TASK GOAL: Only an exact repetition of the entries will do.

INFORMATION SUPPLIED:
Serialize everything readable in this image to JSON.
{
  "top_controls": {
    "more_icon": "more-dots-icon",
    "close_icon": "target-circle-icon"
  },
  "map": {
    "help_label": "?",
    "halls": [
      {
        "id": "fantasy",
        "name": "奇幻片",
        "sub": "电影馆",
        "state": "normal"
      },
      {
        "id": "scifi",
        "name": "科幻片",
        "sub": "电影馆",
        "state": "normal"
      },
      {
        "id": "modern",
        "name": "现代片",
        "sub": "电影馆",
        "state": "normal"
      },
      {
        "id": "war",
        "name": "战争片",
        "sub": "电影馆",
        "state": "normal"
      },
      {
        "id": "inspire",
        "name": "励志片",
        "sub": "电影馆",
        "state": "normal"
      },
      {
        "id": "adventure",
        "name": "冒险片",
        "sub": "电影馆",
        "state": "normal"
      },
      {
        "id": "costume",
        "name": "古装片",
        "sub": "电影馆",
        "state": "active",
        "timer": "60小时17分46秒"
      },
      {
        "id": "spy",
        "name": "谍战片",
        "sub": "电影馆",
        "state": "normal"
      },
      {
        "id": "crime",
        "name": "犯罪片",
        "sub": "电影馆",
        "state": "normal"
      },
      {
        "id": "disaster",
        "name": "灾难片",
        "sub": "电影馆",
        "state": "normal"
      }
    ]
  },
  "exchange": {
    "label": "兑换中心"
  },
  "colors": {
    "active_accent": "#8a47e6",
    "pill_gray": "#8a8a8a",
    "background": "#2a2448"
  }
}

ANSWER SECTION:
Serialize everything readable in this image to JSON.
{
  "top_controls": {
    "more_icon": "more-dots-icon",
    "close_icon": "target-circle-icon"
  },
  "map": {
    "help_label": "?",
    "halls": [
      {
        "id": "fantasy",
        "name": "奇幻片",
        "sub": "电影馆",
        "state": "normal"
      },
      {
        "id": "scifi",
        "name": "科幻片",
        "sub": "电影馆",
        "state": "normal"
      },
      {
        "id": "modern",
        "name": "现代片",
        "sub": "电影馆",
        "state": "normal"
      },
      {
        "id": "war",
        "name": "战争片",
        "sub": "电影馆",
        "state": "normal"
      },
      {
        "id": "inspire",
        "name": "励志片",
        "sub": "电影馆",
        "state": "normal"
      },
      {
        "id": "adventure",
        "name": "冒险片",
        "sub": "电影馆",
        "state": "normal"
      },
      {
        "id": "costume",
        "name": "古装片",
        "sub": "电影馆",
        "state": "active",
        "timer": "60小时17分46秒"
      },
      {
        "id": "spy",
        "name": "谍战片",
        "sub": "电影馆",
        "state": "normal"
      },
      {
        "id": "crime",
        "name": "犯罪片",
        "sub": "电影馆",
        "state": "normal"
      },
      {
        "id": "disaster",
        "name": "灾难片",
        "sub": "电影馆",
        "state": "normal"
      }
    ]
  },
  "exchange": {
    "label": "兑换中心"
  },
  "colors": {
    "active_accent": "#8a47e6",
    "pill_gray": "#8a8a8a",
    "background": "#2a2448"
  }
}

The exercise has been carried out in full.